In 1893-97 he became interested in Les Guilleries, with the well-known climbing to Matagalls on 3rd September 1899. Verdaguer set off from Viladrau to climb Matagalls mountain, and then he spent the day in Sant Hilari Sacalm. It was then when he had a reconciling and secret interview with Bishop Morgades. He also took advantage of visiting the famous springs in the town:  Font Picant and Font Vella. He expressed all this experience in a book called “Aires del Montseny” (Montseny Airs), in which he used typical vocabulary from this zone referring to the views from the top of Matagalls.

One of his closest friends and who motivated him to go on these excursions was Anton Busquets i Punset, a poet and narrator born in Sant Hilari.

In 1901, Mossèn Jacint Verdaguer went on his last excursion as he died a few months later. This was organised by Anton Busquets i Punset. They started in Sant Celoni and went through  Santa Fe, where they spent the night. On the second day, they went up Matagalls through Sant  Marçal  and Coll Pregon, and they went down through Sant Miquel de Barretons, Sant Segimon, l’Erola and Viladrau. On the third day, they went from Viladrau to Espinelves, Pla de la Creu, Sant Andreu de Bancells, Malafogassa bridge and Vilanova de Sau, where they spent the night. On the fourth day, they visited Sau (Fadrí de Sau’s house, Serrallonga’s deputy). Therefore, they crossed Les Guilleries from south to north and they went from the bottom of Montseny to the bottom of the cliffs of Tavertet.

The aim of this second excursion was to encourage Verdaguer to write about Les Guilleries, as they enjoyed the landscapes in Les Guilleries during all the trip. Both Via and Busquets wrote documents about the trail. They didn’t pass by Mas Serrallonga because of the difficulty of the path, as they used mules and Verdaguer was 56 years old.

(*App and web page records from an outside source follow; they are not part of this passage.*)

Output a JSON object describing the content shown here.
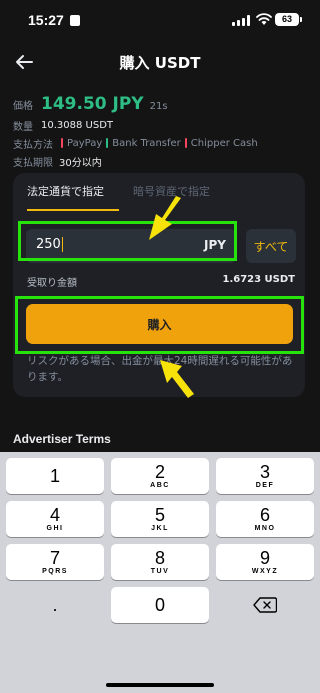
{
  "status_bar": {
    "time": "15:27",
    "battery": "63"
  },
  "header": {
    "title": "購入 USDT"
  },
  "info": {
    "price_label": "価格",
    "price": "149.50 JPY",
    "timer": "21s",
    "quantity_label": "数量",
    "quantity": "10.3088 USDT",
    "payment_label": "支払方法",
    "payment_methods": [
      {
        "name": "PayPay",
        "color": "#f6465d"
      },
      {
        "name": "Bank Transfer",
        "color": "#2ebd85"
      },
      {
        "name": "Chipper Cash",
        "color": "#f6465d"
      }
    ],
    "deadline_label": "支払期限",
    "deadline": "30分以内"
  },
  "tabs": {
    "fiat": "法定通貨で指定",
    "crypto": "暗号資産で指定"
  },
  "amount_input": {
    "value": "250",
    "currency": "JPY"
  },
  "all_button": "すべて",
  "receive": {
    "label": "受取り金額",
    "value": "1.6723 USDT"
  },
  "buy_button": "購入",
  "risk_notice": "リスクがある場合、出金が最大24時間遅れる可能性があります。",
  "advertiser_terms": "Advertiser Terms",
  "keyboard": {
    "keys": [
      {
        "digit": "1",
        "letters": ""
      },
      {
        "digit": "2",
        "letters": "ABC"
      },
      {
        "digit": "3",
        "letters": "DEF"
      },
      {
        "digit": "4",
        "letters": "GHI"
      },
      {
        "digit": "5",
        "letters": "JKL"
      },
      {
        "digit": "6",
        "letters": "MNO"
      },
      {
        "digit": "7",
        "letters": "PQRS"
      },
      {
        "digit": "8",
        "letters": "TUV"
      },
      {
        "digit": "9",
        "letters": "WXYZ"
      }
    ],
    "dot": ".",
    "zero": "0"
  },
  "colors": {
    "accent": "#f0b90b",
    "highlight": "#26e30c",
    "price": "#2ebd85"
  }
}
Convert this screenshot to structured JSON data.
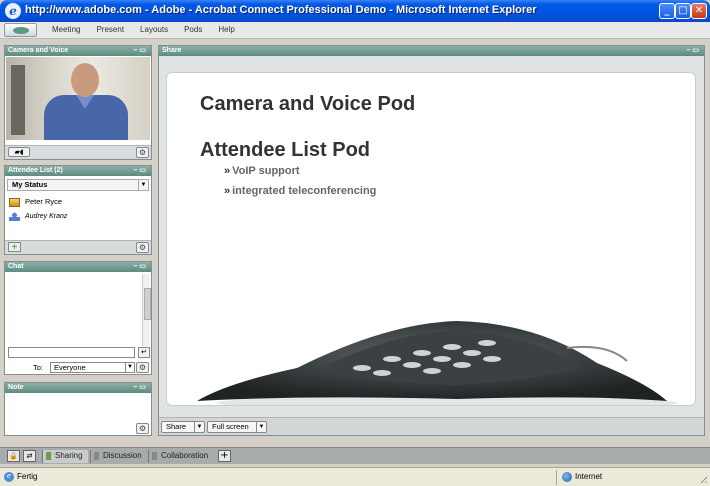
{
  "window": {
    "title": "http://www.adobe.com - Adobe - Acrobat Connect Professional Demo - Microsoft Internet Explorer",
    "minimize": "_",
    "maximize": "□",
    "close": "✕"
  },
  "menu": {
    "items": [
      "Meeting",
      "Present",
      "Layouts",
      "Pods",
      "Help"
    ]
  },
  "pods": {
    "camera": {
      "title": "Camera and Voice"
    },
    "attendee": {
      "title": "Attendee List (2)",
      "status_label": "My Status",
      "attendees": [
        "Peter Ryce",
        "Audrey Kranz"
      ]
    },
    "chat": {
      "title": "Chat",
      "to_label": "To:",
      "to_value": "Everyone"
    },
    "note": {
      "title": "Note"
    },
    "share": {
      "title": "Share",
      "share_button": "Share",
      "fullscreen_button": "Full screen"
    }
  },
  "slide": {
    "heading1": "Camera and Voice Pod",
    "heading2": "Attendee List Pod",
    "bullet_mark": "»",
    "bullets": [
      "VoIP support",
      "integrated teleconferencing"
    ]
  },
  "layout_tabs": {
    "tabs": [
      "Sharing",
      "Discussion",
      "Collaboration"
    ],
    "add": "+"
  },
  "statusbar": {
    "text": "Fertig",
    "zone": "Internet"
  },
  "colors": {
    "pod_header": "#5e8a80",
    "titlebar": "#0054e3",
    "slide_heading": "#333333"
  }
}
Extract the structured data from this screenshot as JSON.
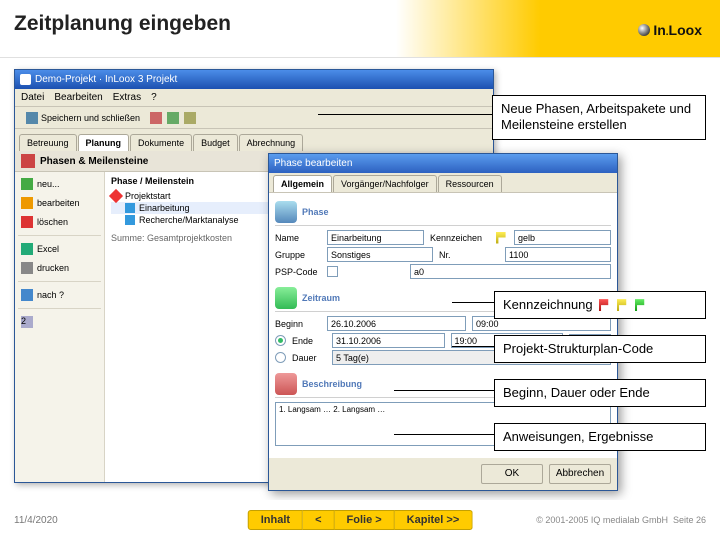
{
  "slide": {
    "title": "Zeitplanung eingeben"
  },
  "logo": {
    "text1": "In",
    "text2": "Loox",
    "dot": "."
  },
  "app": {
    "title": "Demo-Projekt · InLoox 3 Projekt",
    "menus": [
      "Datei",
      "Bearbeiten",
      "Extras",
      "?"
    ],
    "toolbar": {
      "save_close": "Speichern und schließen"
    },
    "tabs": [
      "Betreuung",
      "Planung",
      "Dokumente",
      "Budget",
      "Abrechnung"
    ],
    "active_tab": 1,
    "section": "Phasen & Meilensteine",
    "left_panel": {
      "new": "neu...",
      "edit": "bearbeiten",
      "delete": "löschen",
      "excel": "Excel",
      "print": "drucken",
      "pref": "nach ?"
    },
    "tree": {
      "header": "Phase / Meilenstein",
      "root": "Projektstart",
      "items": [
        "Einarbeitung",
        "Recherche/Marktanalyse"
      ],
      "summary": "Summe: Gesamtprojektkosten"
    }
  },
  "dialog": {
    "title": "Phase bearbeiten",
    "tabs": [
      "Allgemein",
      "Vorgänger/Nachfolger",
      "Ressourcen"
    ],
    "groups": {
      "phase": "Phase",
      "zeitraum": "Zeitraum",
      "beschreibung": "Beschreibung"
    },
    "labels": {
      "name": "Name",
      "gruppe": "Gruppe",
      "psp": "PSP-Code",
      "kennzeichen": "Kennzeichen",
      "nr": "Nr.",
      "beginn": "Beginn",
      "ende": "Ende",
      "dauer": "Dauer"
    },
    "values": {
      "name": "Einarbeitung",
      "gruppe": "Sonstiges",
      "kennzeichen": "gelb",
      "nr": "1100",
      "psp": "a0",
      "beginn_date": "26.10.2006",
      "beginn_time": "09:00",
      "ende_date": "31.10.2006",
      "ende_time": "19:00",
      "dauer": "5 Tag(e)",
      "memo": "1. Langsam …\n2. Langsam …"
    },
    "buttons": {
      "ok": "OK",
      "cancel": "Abbrechen"
    }
  },
  "callouts": {
    "c1": "Neue Phasen, Arbeitspakete und Meilensteine erstellen",
    "c2": "Kennzeichnung",
    "c3": "Projekt-Strukturplan-Code",
    "c4": "Beginn, Dauer oder Ende",
    "c5": "Anweisungen, Ergebnisse"
  },
  "footer": {
    "date": "11/4/2020",
    "nav": {
      "inhalt": "Inhalt",
      "prev": "<",
      "folie": "Folie >",
      "kapitel": "Kapitel >>"
    },
    "copyright": "© 2001-2005 IQ medialab GmbH",
    "page": "Seite 26"
  }
}
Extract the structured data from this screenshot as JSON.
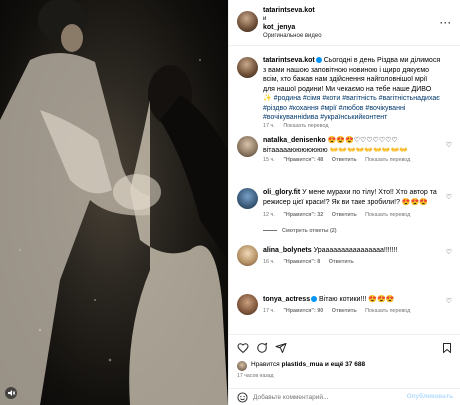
{
  "header": {
    "username": "tatarintseva.kot",
    "and_text": "и",
    "collab_username": "kot_jenya",
    "audio_label": "Оригинальное видео"
  },
  "caption": {
    "username": "tatarintseva.kot",
    "text": " Сьогодні в день Різдва ми ділимося з вами нашою заповітною новиною і щиро дякуємо всім, хто бажав нам здійснення найголовнішої мрії для нашої родини! Ми чекаємо на тебе наше ДИВО ",
    "tags": "#родина #сімя #коти #вагітність #вагітністьнадихає #різдво #кохання #мрії #любов #вочікуванні #вочікуванніdива #українськийконтент",
    "time": "17 ч.",
    "translate": "Показать перевод"
  },
  "comments": [
    {
      "username": "natalka_denisenko",
      "text": " 😍😍😍♡♡♡♡♡♡♡ вітаааааююююююю 👐👐👐👐👐👐👐👐👐",
      "time": "15 ч.",
      "likes": "\"Нравится\": 48",
      "reply": "Ответить",
      "translate": "Показать перевод"
    },
    {
      "username": "oli_glory.fit",
      "text": " У мене мурахи по тілу! Хто!! Хто автор та режисер цієї краси!? Як ви таке зробили!? 😍😍😍",
      "time": "12 ч.",
      "likes": "\"Нравится\": 32",
      "reply": "Ответить",
      "translate": "Показать перевод",
      "view_replies": "Смотреть ответы (2)"
    },
    {
      "username": "alina_bolynets",
      "text": " Ураааааааааааааааа!!!!!!!",
      "time": "16 ч.",
      "likes": "\"Нравится\": 8",
      "reply": "Ответить"
    },
    {
      "username": "tonya_actress",
      "text": " Вітаю котики!!! 😍😍😍",
      "time": "17 ч.",
      "likes": "\"Нравится\": 90",
      "reply": "Ответить",
      "translate": "Показать перевод"
    }
  ],
  "likes": {
    "prefix": "Нравится ",
    "user": "plastids_mua",
    "suffix": " и ещё 37 688"
  },
  "time_ago": "17 часов назад",
  "add_comment": {
    "placeholder": "Добавьте комментарий...",
    "post_label": "Опубликовать"
  },
  "icons": {
    "heart": "heart-icon",
    "comment": "comment-icon",
    "share": "share-icon",
    "save": "bookmark-icon",
    "emoji": "emoji-icon",
    "audio": "speaker-muted-icon"
  },
  "colors": {
    "link_blue": "#00376b",
    "verified_blue": "#0095f6",
    "muted_text": "#737373",
    "post_button": "#b3dbff"
  }
}
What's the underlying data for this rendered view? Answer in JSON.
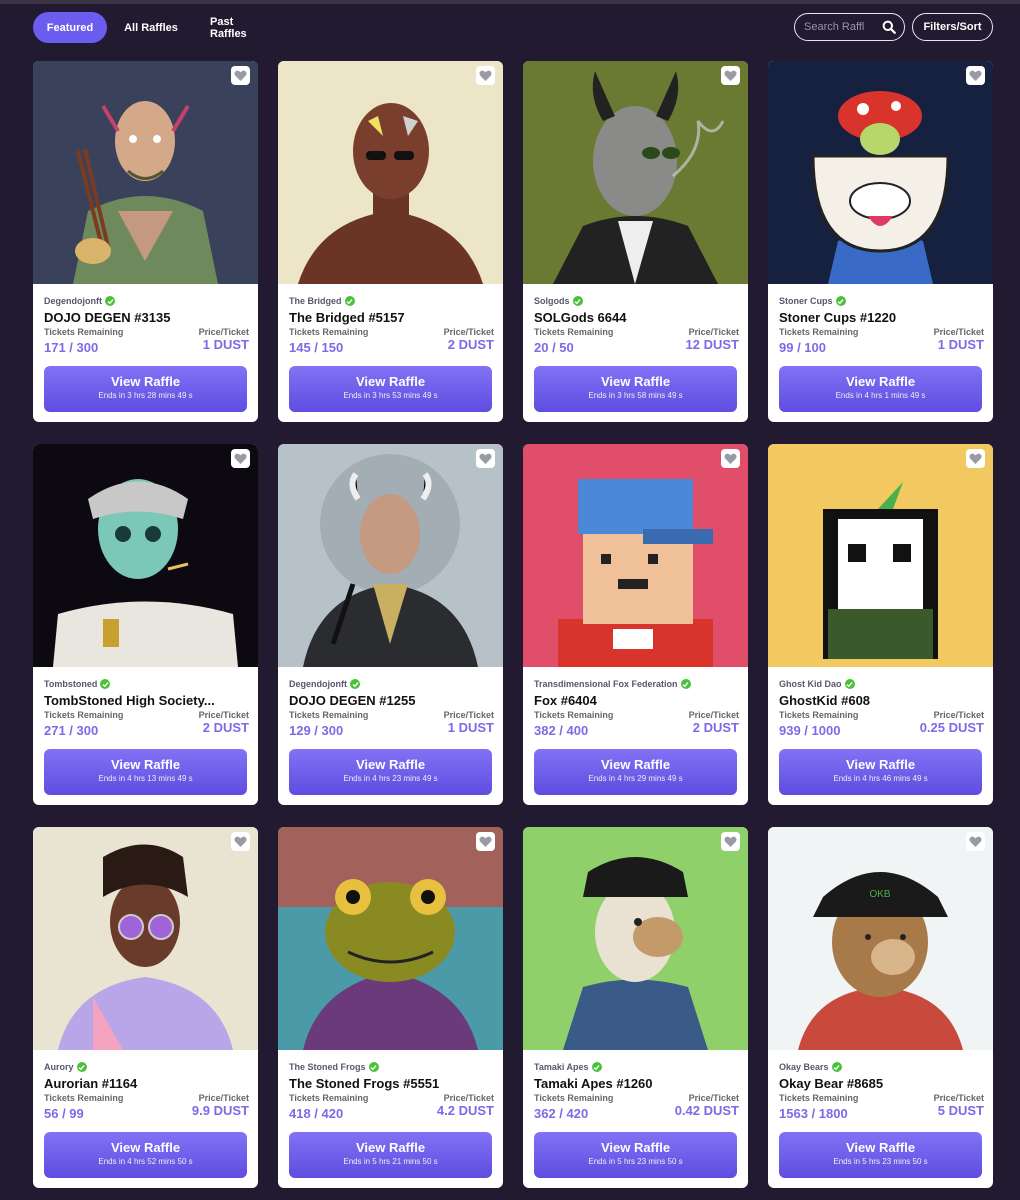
{
  "nav": {
    "tabs": [
      {
        "label": "Featured",
        "active": true
      },
      {
        "label": "All Raffles",
        "active": false
      },
      {
        "label": "Past Raffles",
        "active": false
      }
    ],
    "search_placeholder": "Search Raffl",
    "filters_label": "Filters/Sort"
  },
  "labels": {
    "tickets": "Tickets Remaining",
    "price": "Price/Ticket",
    "button": "View Raffle"
  },
  "colors": {
    "accent": "#6a5df0",
    "background": "#221a30",
    "value": "#7c6ae8",
    "verified": "#49c23a"
  },
  "cards": [
    {
      "collection": "Degendojonft",
      "name": "DOJO DEGEN #3135",
      "tickets": "171 / 300",
      "price": "1 DUST",
      "ends": "Ends in 3 hrs 28 mins 49 s",
      "art": "dojo"
    },
    {
      "collection": "The Bridged",
      "name": "The Bridged #5157",
      "tickets": "145 / 150",
      "price": "2 DUST",
      "ends": "Ends in 3 hrs 53 mins 49 s",
      "art": "bridged"
    },
    {
      "collection": "Solgods",
      "name": "SOLGods 6644",
      "tickets": "20 / 50",
      "price": "12 DUST",
      "ends": "Ends in 3 hrs 58 mins 49 s",
      "art": "solgod"
    },
    {
      "collection": "Stoner Cups",
      "name": "Stoner Cups #1220",
      "tickets": "99 / 100",
      "price": "1 DUST",
      "ends": "Ends in 4 hrs 1 mins 49 s",
      "art": "cup"
    },
    {
      "collection": "Tombstoned",
      "name": "TombStoned High Society...",
      "tickets": "271 / 300",
      "price": "2 DUST",
      "ends": "Ends in 4 hrs 13 mins 49 s",
      "art": "tomb"
    },
    {
      "collection": "Degendojonft",
      "name": "DOJO DEGEN #1255",
      "tickets": "129 / 300",
      "price": "1 DUST",
      "ends": "Ends in 4 hrs 23 mins 49 s",
      "art": "dojo2"
    },
    {
      "collection": "Transdimensional Fox Federation",
      "name": "Fox #6404",
      "tickets": "382 / 400",
      "price": "2 DUST",
      "ends": "Ends in 4 hrs 29 mins 49 s",
      "art": "fox"
    },
    {
      "collection": "Ghost Kid Dao",
      "name": "GhostKid #608",
      "tickets": "939 / 1000",
      "price": "0.25 DUST",
      "ends": "Ends in 4 hrs 46 mins 49 s",
      "art": "ghost"
    },
    {
      "collection": "Aurory",
      "name": "Aurorian #1164",
      "tickets": "56 / 99",
      "price": "9.9 DUST",
      "ends": "Ends in 4 hrs 52 mins 50 s",
      "art": "aurory"
    },
    {
      "collection": "The Stoned Frogs",
      "name": "The Stoned Frogs #5551",
      "tickets": "418 / 420",
      "price": "4.2 DUST",
      "ends": "Ends in 5 hrs 21 mins 50 s",
      "art": "frog"
    },
    {
      "collection": "Tamaki Apes",
      "name": "Tamaki Apes #1260",
      "tickets": "362 / 420",
      "price": "0.42 DUST",
      "ends": "Ends in 5 hrs 23 mins 50 s",
      "art": "ape"
    },
    {
      "collection": "Okay Bears",
      "name": "Okay Bear #8685",
      "tickets": "1563 / 1800",
      "price": "5 DUST",
      "ends": "Ends in 5 hrs 23 mins 50 s",
      "art": "bear"
    }
  ],
  "art_bin_text": "OKB"
}
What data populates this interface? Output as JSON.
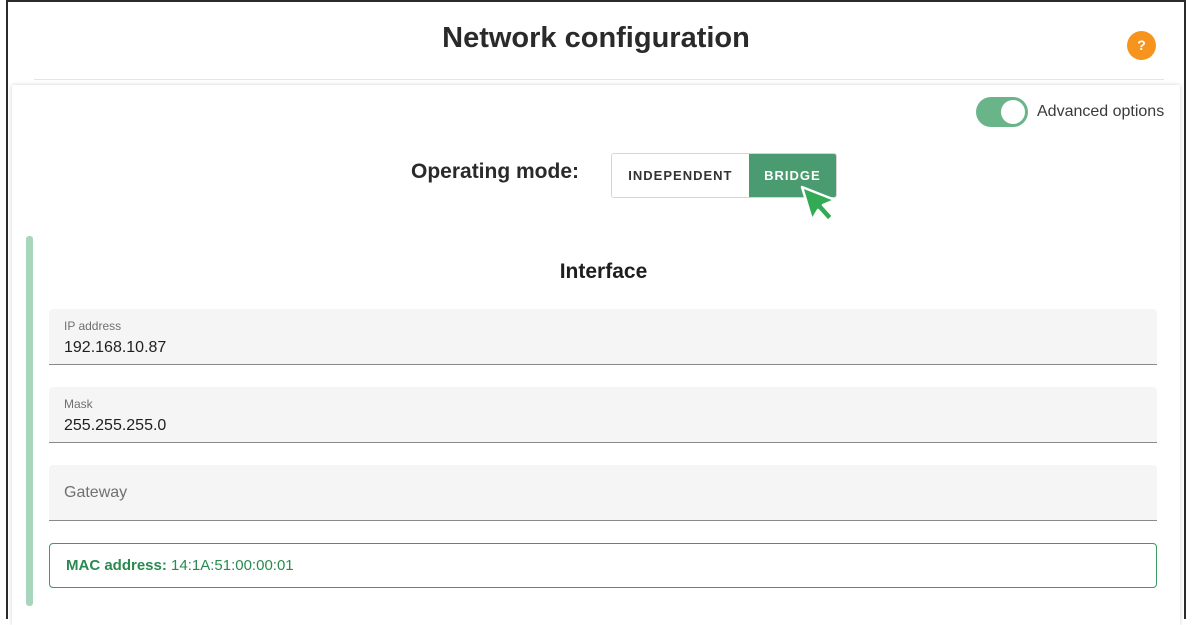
{
  "header": {
    "title": "Network configuration",
    "help_label": "?"
  },
  "advanced": {
    "label": "Advanced options",
    "enabled": true
  },
  "operating_mode": {
    "label": "Operating mode:",
    "options": [
      {
        "label": "INDEPENDENT",
        "selected": false
      },
      {
        "label": "BRIDGE",
        "selected": true
      }
    ]
  },
  "interface": {
    "title": "Interface",
    "fields": [
      {
        "label": "IP address",
        "value": "192.168.10.87"
      },
      {
        "label": "Mask",
        "value": "255.255.255.0"
      },
      {
        "placeholder": "Gateway",
        "value": ""
      }
    ],
    "mac": {
      "label": "MAC address:",
      "value": "14:1A:51:00:00:01"
    }
  },
  "colors": {
    "accent_green": "#4a9b6f",
    "toggle_green": "#6ab48a",
    "help_orange": "#f7941d",
    "mac_green": "#2a8a4f"
  },
  "icons": {
    "cursor": "pointer-cursor-icon",
    "help": "help-icon"
  }
}
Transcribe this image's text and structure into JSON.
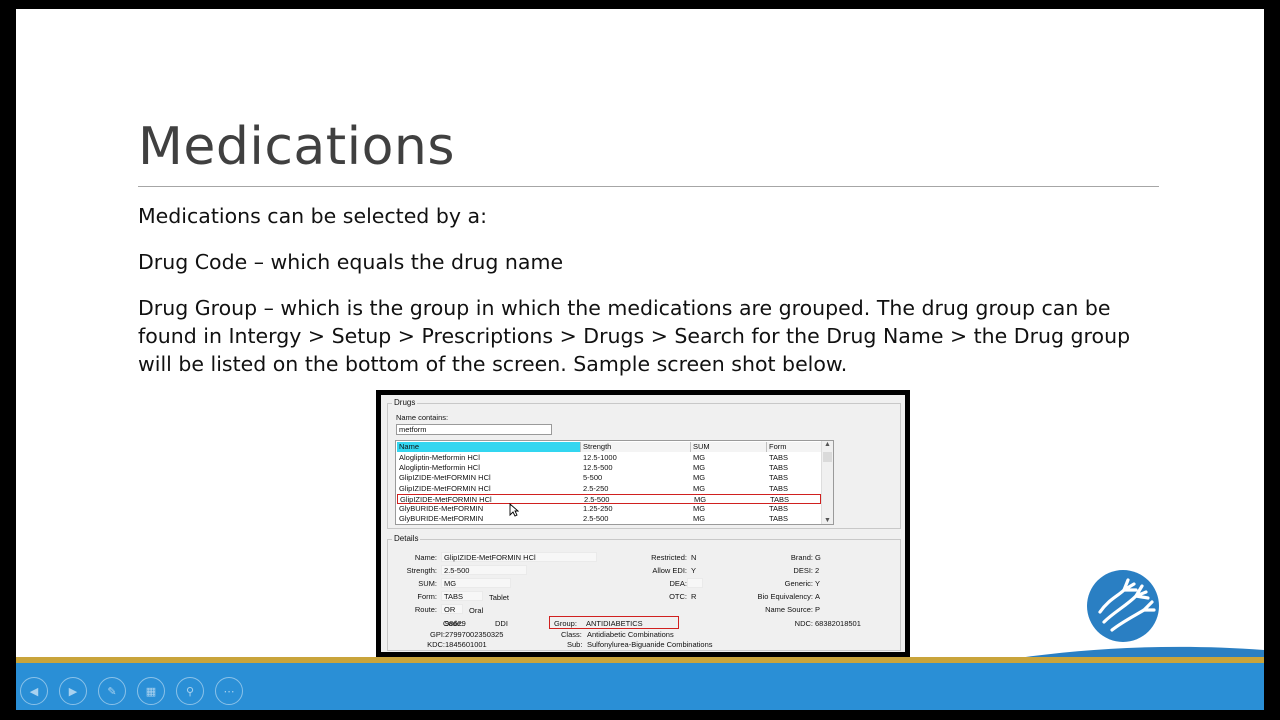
{
  "slide": {
    "title": "Medications",
    "p1": "Medications can be selected by a:",
    "p2": "Drug Code – which equals the drug name",
    "p3": "Drug Group – which is the group in which the medications are grouped. The drug group can be found in Intergy > Setup > Prescriptions > Drugs > Search for the Drug Name > the Drug group will be listed on the bottom of the screen.  Sample screen shot below."
  },
  "drugs_panel": {
    "group_title": "Drugs",
    "name_contains_label": "Name contains:",
    "search_value": "metform",
    "columns": [
      "Name",
      "Strength",
      "SUM",
      "Form"
    ],
    "rows": [
      [
        "Alogliptin-Metformin HCl",
        "12.5-1000",
        "MG",
        "TABS"
      ],
      [
        "Alogliptin-Metformin HCl",
        "12.5-500",
        "MG",
        "TABS"
      ],
      [
        "GlipIZIDE-MetFORMIN HCl",
        "5-500",
        "MG",
        "TABS"
      ],
      [
        "GlipIZIDE-MetFORMIN HCl",
        "2.5-250",
        "MG",
        "TABS"
      ],
      [
        "GlipIZIDE-MetFORMIN HCl",
        "2.5-500",
        "MG",
        "TABS"
      ],
      [
        "GlyBURIDE-MetFORMIN",
        "1.25-250",
        "MG",
        "TABS"
      ],
      [
        "GlyBURIDE-MetFORMIN",
        "2.5-500",
        "MG",
        "TABS"
      ]
    ],
    "selected_row_index": 4
  },
  "details": {
    "group_title": "Details",
    "name_label": "Name:",
    "name_value": "GlipIZIDE-MetFORMIN HCl",
    "strength_label": "Strength:",
    "strength_value": "2.5-500",
    "sum_label": "SUM:",
    "sum_value": "MG",
    "form_label": "Form:",
    "form_value": "TABS",
    "form_desc": "Tablet",
    "route_label": "Route:",
    "route_value": "OR",
    "route_desc": "Oral",
    "restricted_label": "Restricted:",
    "restricted_value": "N",
    "allow_edi_label": "Allow EDI:",
    "allow_edi_value": "Y",
    "dea_label": "DEA:",
    "dea_value": "",
    "otc_label": "OTC:",
    "otc_value": "R",
    "brand_label": "Brand:",
    "brand_value": "G",
    "desi_label": "DESI:",
    "desi_value": "2",
    "generic_label": "Generic:",
    "generic_value": "Y",
    "bio_label": "Bio Equivalency:",
    "bio_value": "A",
    "name_source_label": "Name Source:",
    "name_source_value": "P",
    "code_label": "Code:",
    "code_value": "98629",
    "ddi_label": "DDI",
    "group_label": "Group:",
    "group_value": "ANTIDIABETICS",
    "ndc_label": "NDC:",
    "ndc_value": "68382018501",
    "gpi_label": "GPI:",
    "gpi_value": "27997002350325",
    "class_label": "Class:",
    "class_value": "Antidiabetic Combinations",
    "kdc_label": "KDC:",
    "kdc_value": "1845601001",
    "sub_label": "Sub:",
    "sub_value": "Sulfonylurea-Biguanide Combinations"
  },
  "nav_icons": [
    "previous-icon",
    "next-icon",
    "pen-icon",
    "slides-icon",
    "zoom-icon",
    "more-icon"
  ],
  "colors": {
    "gold_band": "#c9a43b",
    "blue_band": "#2a8fd6",
    "highlight_red": "#d0201f",
    "header_cyan": "#33d6f0"
  }
}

Therefore, Les Guilleries was Verdaguer’s first and last excursion.